Pin transfer is a way of selectively depositing a semi-solid or liquid material (like a solder paste or ball-attach flux). It is commonly used to apply flux to BGA (ball-grid-array) pads to promote subsequent solder sphere attachment. Pins are dipped into a reservoir of material where the pins are coated with flux, paste, or epoxy. Next, the pins are lifted out of the material reservoir and placed down onto the BGA pads. A portion of material that traveled on the pins sticks to the pads as the pins are lifted away. As archaic as it sounds, this method is quite repeatable – and used extensively in semiconductor packaging. This method of application is used because it deposits flux very quickly, and can compensate for changes in substrate height.
Pin transfer fluxes are specially designed with rheological characteristics to help optimize the amount of material that is picked up and placed on the pads.
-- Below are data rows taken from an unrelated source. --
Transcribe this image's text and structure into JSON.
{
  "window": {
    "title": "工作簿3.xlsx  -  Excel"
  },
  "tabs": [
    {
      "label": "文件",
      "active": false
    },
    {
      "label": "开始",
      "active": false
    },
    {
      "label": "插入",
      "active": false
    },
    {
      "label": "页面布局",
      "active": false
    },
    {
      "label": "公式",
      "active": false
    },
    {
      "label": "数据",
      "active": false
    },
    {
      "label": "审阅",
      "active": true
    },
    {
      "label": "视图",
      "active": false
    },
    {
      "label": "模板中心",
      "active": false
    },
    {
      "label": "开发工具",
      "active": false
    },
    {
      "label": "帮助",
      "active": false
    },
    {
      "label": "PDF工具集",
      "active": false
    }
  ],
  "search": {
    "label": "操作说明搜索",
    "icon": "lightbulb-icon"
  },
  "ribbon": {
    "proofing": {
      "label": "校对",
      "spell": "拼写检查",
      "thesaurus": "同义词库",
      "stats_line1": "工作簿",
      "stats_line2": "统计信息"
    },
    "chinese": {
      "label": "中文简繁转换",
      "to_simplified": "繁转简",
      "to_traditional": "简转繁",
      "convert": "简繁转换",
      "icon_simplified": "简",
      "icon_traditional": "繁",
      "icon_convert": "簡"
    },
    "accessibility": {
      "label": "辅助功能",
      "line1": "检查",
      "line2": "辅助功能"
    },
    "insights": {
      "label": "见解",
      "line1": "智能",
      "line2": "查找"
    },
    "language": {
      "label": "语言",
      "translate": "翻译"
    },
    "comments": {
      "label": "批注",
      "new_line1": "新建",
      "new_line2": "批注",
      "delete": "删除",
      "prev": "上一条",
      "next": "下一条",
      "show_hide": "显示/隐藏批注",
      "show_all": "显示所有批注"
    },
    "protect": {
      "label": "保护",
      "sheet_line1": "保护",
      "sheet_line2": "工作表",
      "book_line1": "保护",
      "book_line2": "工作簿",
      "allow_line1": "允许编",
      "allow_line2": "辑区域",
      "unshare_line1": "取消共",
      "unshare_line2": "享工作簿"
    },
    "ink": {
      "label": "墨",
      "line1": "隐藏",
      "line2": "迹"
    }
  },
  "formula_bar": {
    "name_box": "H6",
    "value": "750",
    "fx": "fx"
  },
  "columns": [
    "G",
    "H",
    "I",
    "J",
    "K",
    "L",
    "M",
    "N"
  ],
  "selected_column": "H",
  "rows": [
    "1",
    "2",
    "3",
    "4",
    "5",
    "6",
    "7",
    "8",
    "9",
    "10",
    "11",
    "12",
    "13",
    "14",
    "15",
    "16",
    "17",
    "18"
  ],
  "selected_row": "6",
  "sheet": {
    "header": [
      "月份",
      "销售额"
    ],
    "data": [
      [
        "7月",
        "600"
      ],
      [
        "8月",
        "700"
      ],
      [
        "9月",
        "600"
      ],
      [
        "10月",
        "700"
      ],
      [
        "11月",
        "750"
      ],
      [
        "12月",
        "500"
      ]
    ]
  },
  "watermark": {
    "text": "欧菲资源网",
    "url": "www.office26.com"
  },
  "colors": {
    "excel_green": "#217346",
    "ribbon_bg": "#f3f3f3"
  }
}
Other materials can also be pin transferred. Pin blocks are used to transfer solder paste and epoxies in a range of applications. Sometimes only one large pin is needed to transmit flux, this is called flux stamping. Stamp transfer has the benefit of being simple to set up because there are few parameters that need to be adjusted.